100 per cent yes. Almost six years strong.
With a name like Sensi her parents must be interesting to hang out with?
She grew up in the Northern Califor- nia woods with some very open- minded parents. She has three brothers, so hanging out with the family is amazing. It’s like you’ve always got a massive group of friends for everything. The grocery bills are always high, but so is the level of laughter and fun.
Do you help out with Sensi’s bikini company at all?
Her business is growing by strides every year and there is always a ton to do. I help where I can, but really between her and her assistant they handle most of the important stu . When she first started I used to help in the manufacture and shipping departments. Nowadays she has it pretty dialed, so I get to spend my time kiteboarding.
Do you guys always agree on where to go on trips and when to ride?
There is always a lot of discussion and plenty of compromise, but we do tend to agree on where to go. We love warm, tropical beaches, I mean who doesn’t? Most of the time we work together with Liquid to make the most of the travel that we do.

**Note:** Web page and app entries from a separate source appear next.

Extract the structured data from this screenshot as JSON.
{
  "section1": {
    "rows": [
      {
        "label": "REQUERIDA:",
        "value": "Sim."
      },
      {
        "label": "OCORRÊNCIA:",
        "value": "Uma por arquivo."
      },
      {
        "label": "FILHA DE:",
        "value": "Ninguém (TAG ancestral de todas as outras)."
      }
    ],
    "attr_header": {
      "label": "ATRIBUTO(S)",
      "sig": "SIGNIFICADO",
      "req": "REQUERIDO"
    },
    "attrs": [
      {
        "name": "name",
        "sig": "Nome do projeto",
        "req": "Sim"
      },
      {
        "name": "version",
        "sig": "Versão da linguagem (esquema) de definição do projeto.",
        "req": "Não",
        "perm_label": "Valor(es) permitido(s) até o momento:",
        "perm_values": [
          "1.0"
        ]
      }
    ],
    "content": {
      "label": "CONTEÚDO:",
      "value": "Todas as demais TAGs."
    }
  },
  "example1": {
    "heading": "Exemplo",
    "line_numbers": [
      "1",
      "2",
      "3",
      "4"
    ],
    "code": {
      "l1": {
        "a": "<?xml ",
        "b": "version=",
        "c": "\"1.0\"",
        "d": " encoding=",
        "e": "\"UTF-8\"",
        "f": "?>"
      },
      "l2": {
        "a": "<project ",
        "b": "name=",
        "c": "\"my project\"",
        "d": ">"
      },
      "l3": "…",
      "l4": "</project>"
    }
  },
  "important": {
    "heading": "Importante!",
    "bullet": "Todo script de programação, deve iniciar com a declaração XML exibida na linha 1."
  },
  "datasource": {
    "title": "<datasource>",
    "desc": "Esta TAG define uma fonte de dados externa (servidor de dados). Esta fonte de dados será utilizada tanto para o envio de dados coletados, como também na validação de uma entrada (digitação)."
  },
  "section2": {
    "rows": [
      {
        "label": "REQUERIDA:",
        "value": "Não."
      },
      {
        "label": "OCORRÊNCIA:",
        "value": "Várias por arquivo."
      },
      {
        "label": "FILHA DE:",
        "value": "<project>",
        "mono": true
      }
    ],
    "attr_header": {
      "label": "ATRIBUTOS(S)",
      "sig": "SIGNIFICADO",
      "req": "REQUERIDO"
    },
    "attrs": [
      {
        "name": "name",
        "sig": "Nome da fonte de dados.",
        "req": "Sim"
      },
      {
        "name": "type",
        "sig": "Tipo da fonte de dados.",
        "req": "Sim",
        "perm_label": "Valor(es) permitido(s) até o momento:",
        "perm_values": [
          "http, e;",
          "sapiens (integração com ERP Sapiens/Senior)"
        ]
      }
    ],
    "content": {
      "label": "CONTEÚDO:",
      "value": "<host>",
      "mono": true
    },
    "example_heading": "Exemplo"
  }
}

A lot of riders wonder what it would be like to have a girlfriend that kite- boards. What’s the biggest advantage and the biggest challenge of having a girlfriend that kites?Well the biggest advantage is we have every kite size and we get to spend our time on the water together. Really when everything is good it’s amazing. However, that also means you can no longer use kiteboarding as an escape from your relationship. We are riding together a lot and sometimes relationship issues carry over on the water. It’s usually amaz- ing, but like anyone with a wife or girlfriend knows, it can be stressful for sure. Good rule of thumb: happy wife, happy life.
You made a name for yourself with your park style riding. How much of that comes from training when you coached at REAL and how much is from the sports of
your youth, and how much from riding at the cable parks?
I’ve always been a park rat, whether I was snowboarding, skating, wake- boarding, or biking. So I would say
it has always been in me to pursue the features-side of riding. But being able to hone my skills in the Real Park over the years has solidified my park style of riding. There is just something about features that call to me. Maybe it’s the adrenaline, or just the sheer fun of it all, who knows?
This issue is our travel issue. What is the best trip you have ever been on? What made it so special?
Sailing around the BVI with Real was one of the best I have ever done. There’s something about pulling up to a empty flatwater spot or wave, and jumping o the boat to ride. Just having the mobility is amazing. I also got to spend time with Sensi on the same trip and surf my first true point break it was just a magical two weeks in paradise.
What destination is on your bucket list?
I would like to explore the Mediterra- nean someday. From Morrocco and Italy to the Greek Isles and Turkey. I think there is a plethora of amazing spots that I would love to kite and shoot. Hopefully I’ll be sailing on a mega yacht with bottles of Dom. We can dream eh?
What are your long term goals for kiting and for your future?
I have been getting more involved with the marketing and R&D side of the industry so I would love to contin- ue to pursue those avenues. I can’t keep riding at the high level forever; eventually I’ll have to bow down to the next level of riders. However I’m still going strong so I just want to keep riding and enjoying our amazing sport.